Saint Lucia’s National Dance by St. Lucia’s Cultural Development Foundation S aint Lucia with its rich historical background, boasts of a culture that reflects a good mix of European and African presence in the island. Our European cultural heritage was adopted because Saint Lucia changed hands fourteen times between the British and French. Slavery also left us with enough to enjoy from our African ancestors. The Traditional dances of European origin include the following: Waltz, Moolala, Scottish, Minuet, Wedova, Polka, Lancers, Norwegean, Italian Polka, Quadrille It has been acknowledged that there are many regional variations of traditional dances. While we have kept the original names of most of these dances, it must be noted how the Scottish and Wedova came about. The “Schottische”, (shottish), originated in Germany and, therefore, is a German folk dance. It was later known in the other neighbouring European countries as the Scottish. As our ancestors sought to pass on their own folk dances to us, it was taught to us as the Scottish. The Wedova is derived from the French folk dance known as the “Redowa’’, (French words beginning with re carry the sound in wi in creole; and w in the French alphabet is called double v, hence the v sound for the w in Redowa). Some refer to this dance as the Edova, while some refer to it as the heel-toe waltz. The Norwegean, a reel, is a Scottishfolk dance from Norway. Dances such as the La Comette, Quibish and the Grand Rond, while they have their origins from Europe, they are indigenous to us, in Saint Lucia.
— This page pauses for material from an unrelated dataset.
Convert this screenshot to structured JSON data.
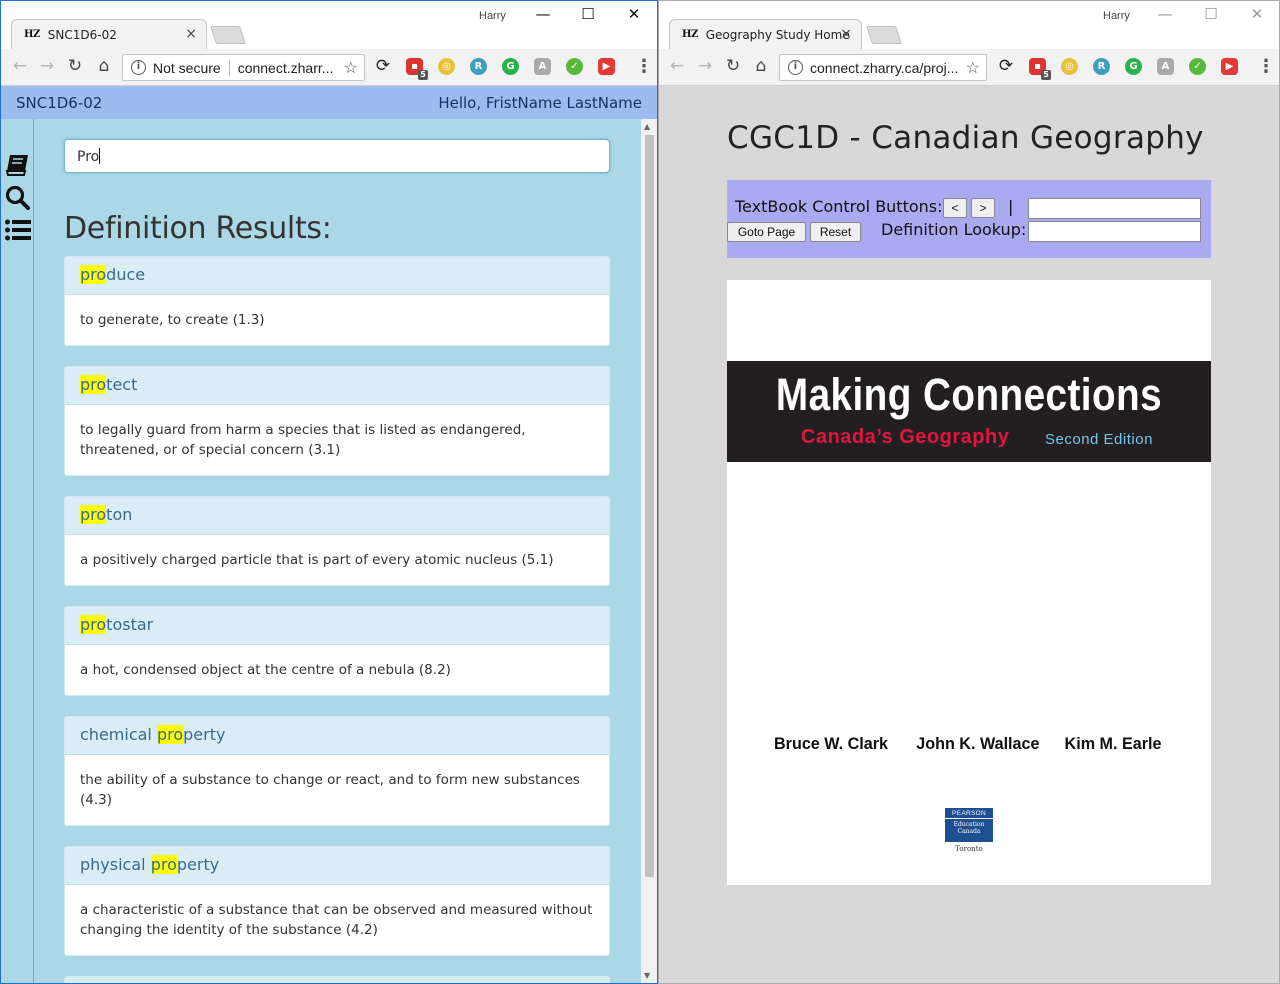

Besides those dances identified earlier, there are also the Faci or Facio, the Pique Waltz and the Mapa that are not very popular; the latter being danced during La Rose and La Marguerite séances (practice sessions) and during presentations on the days of the Festival days.